The main purpose of a courtroom cameraman is to film evidence or evidence interviews. These testimonials can take place in many different locations, from a commercial office to an individual’s home. These different shooting locations mean that the videographer must be very familiar with their camera equipment, knowing how to adjust it to the environment for the best possible results.
One way to become a court videographer is to practice filming different events such as weddings. Your experience with your own camera, lighting and focus will increase with each shoot. It is good practice to interact with people at events, especially if they are hired by local courts; you can bring business cards to hand out to potential customers for future communication.
Once your camera skills have improved, you should visit a nearby courthouse; many lawyers and other legal professionals must remain in the halls during certain court proceedings. When lawyers and other staff leave the courtroom during the process, it can be a good time to hand out business cards to them to generate business. If possible, you can ask for business cards from legal professionals for a follow-up phone call.
Another way to become a court videographer is to attend a college that offers courses in videography. In fact, these colleges may offer a certificate of completion or even a degree after passing specific film courses. As a result, many students find work in independent films through networking with college administrators and faculty, especially if the school offers specific courses in testimonial filming; the certificate or diploma adds a level of professionalism to the worker’s resume, which often attracts clientele.
Videographers are not required to hold a certificate or license for film testimonials, but a US Videographers Association offers a certificate that ensures that each filmmaker understands their impact on the legal system. The group covers the basics of filming and how to demonstrate professional manners when working with witnesses and attorneys. Many association members who wish to become a courtroom videographer will receive more work after earning this certification.
Also, to become a court videographer, you must have the ability to write and submit contractual agreements to the attorney or court professional before accepting an affidavit filming project. Some testimonials may be canceled unexpectedly; the agreement must note your minimum payment for the day, even if the deposition does not take place.
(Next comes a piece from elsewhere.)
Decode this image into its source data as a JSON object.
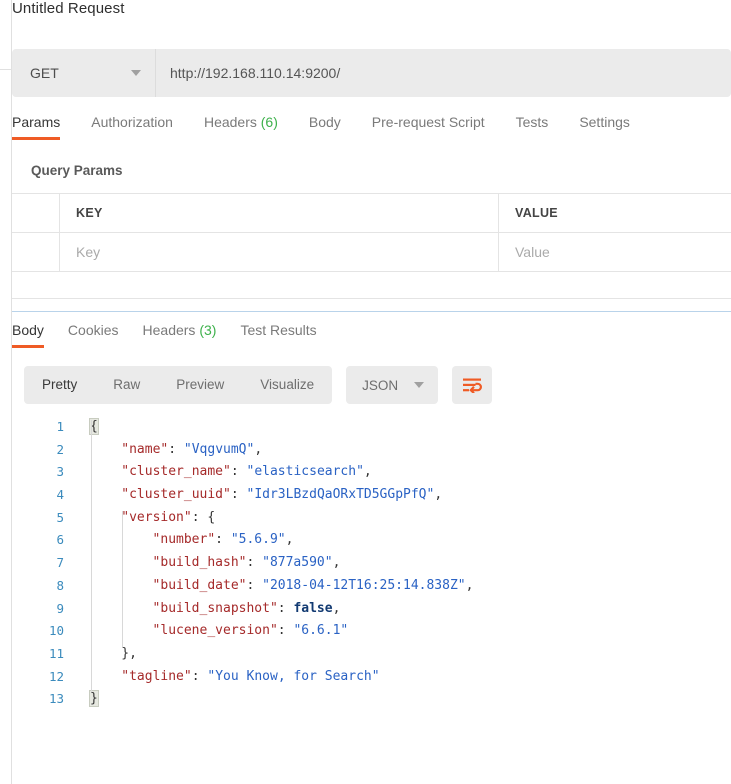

Having a mutual understanding of this expectation helps ensure that a good working relationship is maintained between the cameraman and the witness.